SEATTLE - A man suspected of sexually assaulting a woman last week while impersonating a police officer is off the streets and behind bars Saturday, authorities said.

Michael Seville Lewis, 31, was arrested Friday evening after he was identified by sexual assault detectives working with the Washington State Patrol Crime Lab, U.S. Marshals and community members who called in tips, officials said.

He was ordered held Saturday on $500,000 bail, according to court documents.

Investigators say the phony cop came up to a 26-year-old woman late at night on June 15 at the busy intersection of Aurora Avenue and 93rd Street as she was walking from a friend's house to a local restaurant.

He claimed to be an undercover Seattle police officer working a sting operation, investigators say. When he asked the victim for her identification, she hesitated - then asked the man to show her some proof that he was a police officer.

He then flashed a badge, and the woman could also see that he was also wearing an earpiece with a cord that tucked into his shirt pocket. But she still wasn't completely convinced that he was a cop, and she began walking away from him.

As she kept walking, she could see the man following her.

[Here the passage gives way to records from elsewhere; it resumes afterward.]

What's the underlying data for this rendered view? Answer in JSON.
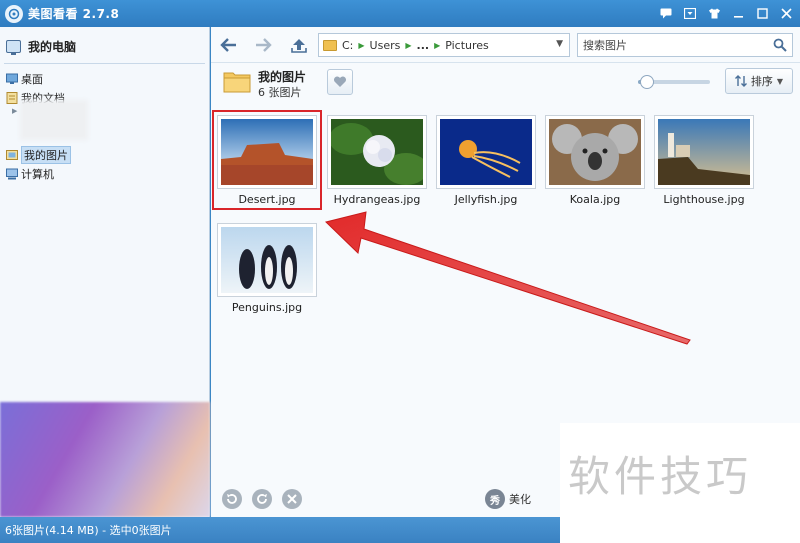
{
  "window": {
    "title": "美图看看 2.7.8"
  },
  "sidebar": {
    "computer_label": "我的电脑",
    "items": [
      {
        "label": "桌面"
      },
      {
        "label": "我的文档"
      },
      {
        "label": "我的图片",
        "selected": true
      },
      {
        "label": "计算机"
      }
    ]
  },
  "toolbar": {
    "path": [
      "C:",
      "Users",
      "...",
      "Pictures"
    ],
    "search_placeholder": "搜索图片"
  },
  "folder": {
    "name": "我的图片",
    "count_label": "6 张图片",
    "zoom_level": 0.12,
    "sort_label": "排序"
  },
  "files": [
    {
      "name": "Desert.jpg",
      "selected_highlight": true
    },
    {
      "name": "Hydrangeas.jpg"
    },
    {
      "name": "Jellyfish.jpg"
    },
    {
      "name": "Koala.jpg"
    },
    {
      "name": "Lighthouse.jpg"
    },
    {
      "name": "Penguins.jpg"
    }
  ],
  "bottom": {
    "beautify_label": "美化"
  },
  "status": {
    "text": "6张图片(4.14 MB) - 选中0张图片"
  },
  "watermark": {
    "text": "软件技巧"
  },
  "colors": {
    "highlight_red": "#d9252a",
    "titlebar": "#3a86c6"
  }
}
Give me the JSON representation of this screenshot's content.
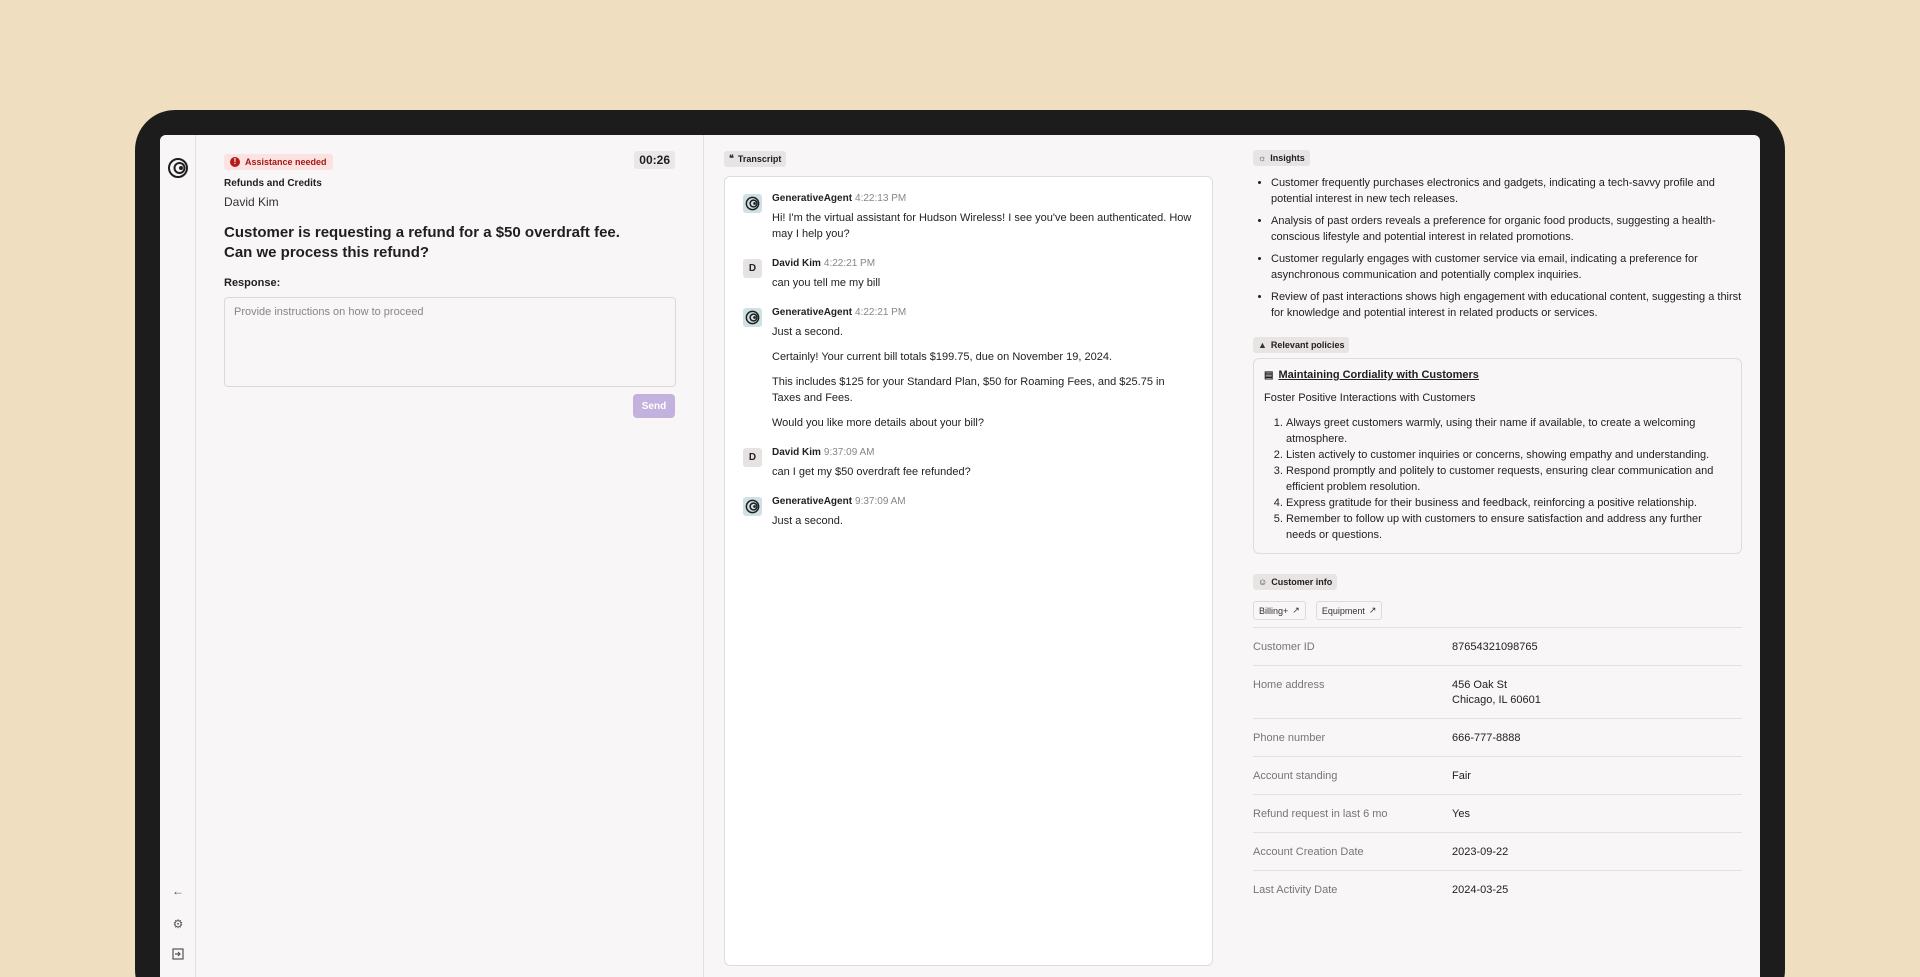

When she turned off Aurora onto a side street, where she thought it would be safer, the man came out of a side area and pounced on her, court papers show.

Police say the fake cop succeeded in his brutal attack, forcing the woman into a brushy area near the intersection and sexually assaulting her.

After a week-long investigation, U.S. marshals picked up the suspect on Friday evening a few blocks away from the original crime, in the 9800 block of Aurora Avenue North, said Seattle police spokesman Sgt. Sean Whitcomb.

Lewis underwent questioning and was booked into King County Jail for investigation of rape, extortion, assault and criminal impersonation, according to court documents.

Detectives have yet to locate the suspect's fake badge.

Acting Lt. Rose McMahon of the Seattle Police Department's Sexual Assault Unit says, "This is outstanding work by the case detectives. Still, we wouldn't have been able to solve it without assistance from the community who called in tips, the scientists at the Washington State Patrol Crime Lab and the U.S. Marshals who helped us track him down."

Detectives don't believe that this suspect is responsible for any other crimes, but they are not ruling out the possibility as the investigation continues.